==== SOURCE INFORMATION ====
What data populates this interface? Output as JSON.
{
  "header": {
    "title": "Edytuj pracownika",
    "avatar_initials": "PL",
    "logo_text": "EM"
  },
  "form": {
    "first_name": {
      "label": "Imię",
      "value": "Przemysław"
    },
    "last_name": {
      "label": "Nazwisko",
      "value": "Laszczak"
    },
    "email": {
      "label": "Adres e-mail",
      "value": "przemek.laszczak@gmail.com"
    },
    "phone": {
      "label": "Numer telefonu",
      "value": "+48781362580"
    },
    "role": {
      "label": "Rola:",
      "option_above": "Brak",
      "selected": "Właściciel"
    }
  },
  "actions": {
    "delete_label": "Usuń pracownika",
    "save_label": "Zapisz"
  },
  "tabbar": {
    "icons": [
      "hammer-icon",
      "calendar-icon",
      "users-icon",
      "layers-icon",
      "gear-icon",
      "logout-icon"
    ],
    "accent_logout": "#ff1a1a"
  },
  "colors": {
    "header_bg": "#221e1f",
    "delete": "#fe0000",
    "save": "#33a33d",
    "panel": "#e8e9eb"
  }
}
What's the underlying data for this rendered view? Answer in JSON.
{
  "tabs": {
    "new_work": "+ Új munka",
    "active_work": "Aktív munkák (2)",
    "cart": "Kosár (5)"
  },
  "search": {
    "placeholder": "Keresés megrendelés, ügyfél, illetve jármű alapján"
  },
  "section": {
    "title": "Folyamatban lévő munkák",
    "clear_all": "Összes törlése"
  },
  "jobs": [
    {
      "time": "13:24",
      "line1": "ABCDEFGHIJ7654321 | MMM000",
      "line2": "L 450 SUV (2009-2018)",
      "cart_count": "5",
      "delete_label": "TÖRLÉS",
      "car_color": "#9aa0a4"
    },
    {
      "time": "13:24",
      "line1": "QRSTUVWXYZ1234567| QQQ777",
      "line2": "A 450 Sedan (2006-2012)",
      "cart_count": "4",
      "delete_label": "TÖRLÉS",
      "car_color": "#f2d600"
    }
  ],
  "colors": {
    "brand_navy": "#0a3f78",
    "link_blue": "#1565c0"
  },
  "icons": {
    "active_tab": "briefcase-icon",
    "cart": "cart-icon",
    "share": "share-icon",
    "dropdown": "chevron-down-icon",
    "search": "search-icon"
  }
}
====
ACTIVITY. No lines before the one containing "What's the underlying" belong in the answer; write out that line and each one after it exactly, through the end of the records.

YOUR RESPONSE.
What's the underlying data for this rendered view? Answer in JSON.
{
  "tabs": {
    "new_work": "+ Új munka",
    "active_work": "Aktív munkák (2)",
    "cart": "Kosár (5)"
  },
  "search": {
    "placeholder": "Keresés megrendelés, ügyfél, illetve jármű alapján"
  },
  "section": {
    "title": "Folyamatban lévő munkák",
    "clear_all": "Összes törlése"
  },
  "jobs": [
    {
      "time": "13:24",
      "line1": "ABCDEFGHIJ7654321 | MMM000",
      "line2": "L 450 SUV (2009-2018)",
      "cart_count": "5",
      "delete_label": "TÖRLÉS",
      "car_color": "#9aa0a4"
    },
    {
      "time": "13:24",
      "line1": "QRSTUVWXYZ1234567| QQQ777",
      "line2": "A 450 Sedan (2006-2012)",
      "cart_count": "4",
      "delete_label": "TÖRLÉS",
      "car_color": "#f2d600"
    }
  ],
  "colors": {
    "brand_navy": "#0a3f78",
    "link_blue": "#1565c0"
  },
  "icons": {
    "active_tab": "briefcase-icon",
    "cart": "cart-icon",
    "share": "share-icon",
    "dropdown": "chevron-down-icon",
    "search": "search-icon"
  }
}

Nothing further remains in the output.